# Source records

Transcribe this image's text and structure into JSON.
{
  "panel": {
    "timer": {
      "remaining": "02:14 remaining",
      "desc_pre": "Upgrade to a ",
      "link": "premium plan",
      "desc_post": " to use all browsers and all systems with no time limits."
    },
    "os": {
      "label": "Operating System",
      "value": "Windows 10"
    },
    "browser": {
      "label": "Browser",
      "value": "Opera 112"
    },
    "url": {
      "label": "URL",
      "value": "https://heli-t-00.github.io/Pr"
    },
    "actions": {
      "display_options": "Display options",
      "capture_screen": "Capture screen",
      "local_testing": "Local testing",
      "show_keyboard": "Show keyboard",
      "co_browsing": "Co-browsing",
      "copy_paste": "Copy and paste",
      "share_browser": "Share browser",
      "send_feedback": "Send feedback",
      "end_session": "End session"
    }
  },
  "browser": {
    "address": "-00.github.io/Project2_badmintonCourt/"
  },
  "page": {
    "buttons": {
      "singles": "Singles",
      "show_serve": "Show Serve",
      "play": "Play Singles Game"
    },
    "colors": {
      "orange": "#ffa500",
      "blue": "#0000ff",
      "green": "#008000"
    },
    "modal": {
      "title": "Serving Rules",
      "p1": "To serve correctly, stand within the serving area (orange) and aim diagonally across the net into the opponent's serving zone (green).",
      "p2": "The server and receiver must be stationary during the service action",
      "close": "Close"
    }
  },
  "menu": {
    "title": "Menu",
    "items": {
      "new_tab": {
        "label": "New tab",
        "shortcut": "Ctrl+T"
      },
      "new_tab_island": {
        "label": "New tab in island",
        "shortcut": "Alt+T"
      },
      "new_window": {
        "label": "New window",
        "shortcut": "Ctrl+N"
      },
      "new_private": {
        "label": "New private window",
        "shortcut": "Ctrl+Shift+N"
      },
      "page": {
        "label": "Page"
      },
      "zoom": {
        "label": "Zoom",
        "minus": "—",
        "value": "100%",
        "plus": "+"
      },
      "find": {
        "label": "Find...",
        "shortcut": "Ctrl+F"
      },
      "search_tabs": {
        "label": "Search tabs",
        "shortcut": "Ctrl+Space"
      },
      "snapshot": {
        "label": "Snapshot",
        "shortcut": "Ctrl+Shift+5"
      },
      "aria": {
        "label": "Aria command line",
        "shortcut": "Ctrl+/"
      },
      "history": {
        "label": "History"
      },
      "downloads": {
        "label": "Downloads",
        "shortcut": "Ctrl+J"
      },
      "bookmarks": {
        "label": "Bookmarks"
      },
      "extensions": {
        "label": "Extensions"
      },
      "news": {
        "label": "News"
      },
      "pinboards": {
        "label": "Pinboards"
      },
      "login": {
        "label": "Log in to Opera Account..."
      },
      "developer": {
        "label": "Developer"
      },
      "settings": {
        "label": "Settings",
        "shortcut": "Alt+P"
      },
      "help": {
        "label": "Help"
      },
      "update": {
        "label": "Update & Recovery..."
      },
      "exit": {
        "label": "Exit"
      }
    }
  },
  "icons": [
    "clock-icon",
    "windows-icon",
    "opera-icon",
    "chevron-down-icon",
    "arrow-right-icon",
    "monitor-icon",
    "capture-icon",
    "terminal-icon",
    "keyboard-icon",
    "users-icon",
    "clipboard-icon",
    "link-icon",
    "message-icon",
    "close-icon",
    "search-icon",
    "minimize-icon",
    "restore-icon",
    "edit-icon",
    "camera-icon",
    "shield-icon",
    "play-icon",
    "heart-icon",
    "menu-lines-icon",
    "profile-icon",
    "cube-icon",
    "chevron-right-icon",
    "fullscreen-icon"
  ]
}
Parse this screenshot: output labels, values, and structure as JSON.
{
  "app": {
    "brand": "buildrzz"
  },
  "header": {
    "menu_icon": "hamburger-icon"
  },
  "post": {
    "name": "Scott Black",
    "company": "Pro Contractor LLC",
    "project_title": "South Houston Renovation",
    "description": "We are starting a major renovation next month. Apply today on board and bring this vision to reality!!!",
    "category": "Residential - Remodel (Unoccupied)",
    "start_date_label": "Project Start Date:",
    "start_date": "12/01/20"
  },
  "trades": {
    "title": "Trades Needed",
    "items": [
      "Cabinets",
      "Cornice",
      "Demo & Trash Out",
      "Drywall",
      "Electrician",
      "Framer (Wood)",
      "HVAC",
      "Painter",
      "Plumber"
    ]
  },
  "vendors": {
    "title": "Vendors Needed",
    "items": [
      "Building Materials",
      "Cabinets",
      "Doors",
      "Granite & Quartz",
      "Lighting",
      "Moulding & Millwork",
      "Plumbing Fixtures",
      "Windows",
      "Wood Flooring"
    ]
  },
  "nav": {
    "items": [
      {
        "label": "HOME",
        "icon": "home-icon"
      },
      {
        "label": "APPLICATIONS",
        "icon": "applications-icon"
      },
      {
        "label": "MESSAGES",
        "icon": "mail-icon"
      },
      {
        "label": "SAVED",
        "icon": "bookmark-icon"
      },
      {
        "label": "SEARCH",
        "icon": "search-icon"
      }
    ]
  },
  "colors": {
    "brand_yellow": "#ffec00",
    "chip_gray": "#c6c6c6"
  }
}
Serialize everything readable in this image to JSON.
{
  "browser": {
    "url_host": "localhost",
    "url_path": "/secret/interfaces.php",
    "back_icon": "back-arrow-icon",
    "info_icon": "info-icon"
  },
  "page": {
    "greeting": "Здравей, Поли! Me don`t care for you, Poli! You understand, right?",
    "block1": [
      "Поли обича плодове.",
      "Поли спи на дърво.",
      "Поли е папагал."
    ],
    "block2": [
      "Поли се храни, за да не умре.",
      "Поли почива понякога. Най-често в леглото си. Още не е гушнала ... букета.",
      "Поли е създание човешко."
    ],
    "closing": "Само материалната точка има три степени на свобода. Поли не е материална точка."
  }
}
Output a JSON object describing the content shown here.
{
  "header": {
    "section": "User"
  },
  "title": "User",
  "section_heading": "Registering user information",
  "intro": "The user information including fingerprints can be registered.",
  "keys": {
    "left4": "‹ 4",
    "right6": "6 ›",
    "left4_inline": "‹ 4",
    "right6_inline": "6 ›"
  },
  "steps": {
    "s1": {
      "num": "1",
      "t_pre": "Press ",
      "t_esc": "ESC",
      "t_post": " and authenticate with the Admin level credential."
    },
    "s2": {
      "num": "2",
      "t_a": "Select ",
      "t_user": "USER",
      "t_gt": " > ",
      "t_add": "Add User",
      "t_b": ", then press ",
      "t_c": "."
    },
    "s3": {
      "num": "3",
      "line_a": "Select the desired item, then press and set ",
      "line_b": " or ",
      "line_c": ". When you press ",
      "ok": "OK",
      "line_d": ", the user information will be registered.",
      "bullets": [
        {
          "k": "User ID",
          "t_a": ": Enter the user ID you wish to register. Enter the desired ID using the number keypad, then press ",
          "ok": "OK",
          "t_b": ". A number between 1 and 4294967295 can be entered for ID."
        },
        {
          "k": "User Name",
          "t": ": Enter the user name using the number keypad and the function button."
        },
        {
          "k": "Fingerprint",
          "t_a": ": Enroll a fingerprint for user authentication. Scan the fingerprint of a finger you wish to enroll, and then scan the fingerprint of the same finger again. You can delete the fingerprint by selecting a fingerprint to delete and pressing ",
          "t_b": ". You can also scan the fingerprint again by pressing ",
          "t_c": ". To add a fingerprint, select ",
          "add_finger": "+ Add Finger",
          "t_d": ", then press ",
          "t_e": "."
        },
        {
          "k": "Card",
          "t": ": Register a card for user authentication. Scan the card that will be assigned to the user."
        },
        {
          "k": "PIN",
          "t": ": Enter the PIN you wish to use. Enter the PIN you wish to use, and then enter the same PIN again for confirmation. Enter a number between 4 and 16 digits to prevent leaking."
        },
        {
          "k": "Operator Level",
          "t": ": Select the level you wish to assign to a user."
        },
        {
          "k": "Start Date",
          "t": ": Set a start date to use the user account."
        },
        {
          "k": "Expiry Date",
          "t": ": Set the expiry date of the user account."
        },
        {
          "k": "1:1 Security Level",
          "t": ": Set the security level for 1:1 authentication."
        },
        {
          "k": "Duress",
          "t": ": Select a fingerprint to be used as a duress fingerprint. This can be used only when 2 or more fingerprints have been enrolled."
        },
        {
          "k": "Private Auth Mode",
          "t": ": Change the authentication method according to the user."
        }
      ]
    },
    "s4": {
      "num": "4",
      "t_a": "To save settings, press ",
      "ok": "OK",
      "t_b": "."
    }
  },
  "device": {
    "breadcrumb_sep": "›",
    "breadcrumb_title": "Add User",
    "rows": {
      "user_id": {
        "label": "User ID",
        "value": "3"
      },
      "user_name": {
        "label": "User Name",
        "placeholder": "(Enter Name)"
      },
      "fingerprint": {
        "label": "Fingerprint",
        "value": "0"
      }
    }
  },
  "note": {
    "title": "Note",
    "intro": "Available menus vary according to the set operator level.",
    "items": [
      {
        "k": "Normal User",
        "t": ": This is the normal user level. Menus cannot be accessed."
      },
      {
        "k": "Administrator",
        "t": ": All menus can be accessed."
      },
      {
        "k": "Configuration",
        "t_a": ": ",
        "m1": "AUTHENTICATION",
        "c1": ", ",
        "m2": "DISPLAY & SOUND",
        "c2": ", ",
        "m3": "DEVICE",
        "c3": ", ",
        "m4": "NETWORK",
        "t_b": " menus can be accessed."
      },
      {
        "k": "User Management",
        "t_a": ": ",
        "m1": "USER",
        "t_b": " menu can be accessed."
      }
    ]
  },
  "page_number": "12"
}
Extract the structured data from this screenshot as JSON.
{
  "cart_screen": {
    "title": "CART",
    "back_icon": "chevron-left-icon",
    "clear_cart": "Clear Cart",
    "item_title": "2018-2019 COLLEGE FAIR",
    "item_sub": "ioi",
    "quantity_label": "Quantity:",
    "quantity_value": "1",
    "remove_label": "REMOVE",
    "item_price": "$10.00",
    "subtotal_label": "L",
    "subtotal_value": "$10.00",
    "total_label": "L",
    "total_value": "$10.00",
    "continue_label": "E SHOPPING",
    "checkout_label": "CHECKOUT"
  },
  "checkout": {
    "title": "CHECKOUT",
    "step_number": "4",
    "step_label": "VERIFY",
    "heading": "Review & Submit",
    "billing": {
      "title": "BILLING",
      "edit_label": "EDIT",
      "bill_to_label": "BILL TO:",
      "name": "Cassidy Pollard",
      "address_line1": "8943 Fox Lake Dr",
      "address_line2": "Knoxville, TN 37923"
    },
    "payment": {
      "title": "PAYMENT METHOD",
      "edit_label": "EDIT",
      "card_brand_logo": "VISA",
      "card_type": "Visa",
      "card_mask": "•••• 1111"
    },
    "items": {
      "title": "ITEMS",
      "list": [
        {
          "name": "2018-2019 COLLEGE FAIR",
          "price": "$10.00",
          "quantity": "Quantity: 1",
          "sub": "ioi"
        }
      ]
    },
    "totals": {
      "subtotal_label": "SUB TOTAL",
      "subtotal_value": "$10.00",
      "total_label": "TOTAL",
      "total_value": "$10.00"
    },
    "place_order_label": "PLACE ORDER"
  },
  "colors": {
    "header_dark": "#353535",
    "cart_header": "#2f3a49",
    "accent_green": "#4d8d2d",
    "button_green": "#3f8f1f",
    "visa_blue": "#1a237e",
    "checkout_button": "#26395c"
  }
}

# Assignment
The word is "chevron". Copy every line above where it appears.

# Result of this task
    "chevron-down-icon",
    "chevron-right-icon",
    "back_icon": "chevron-left-icon",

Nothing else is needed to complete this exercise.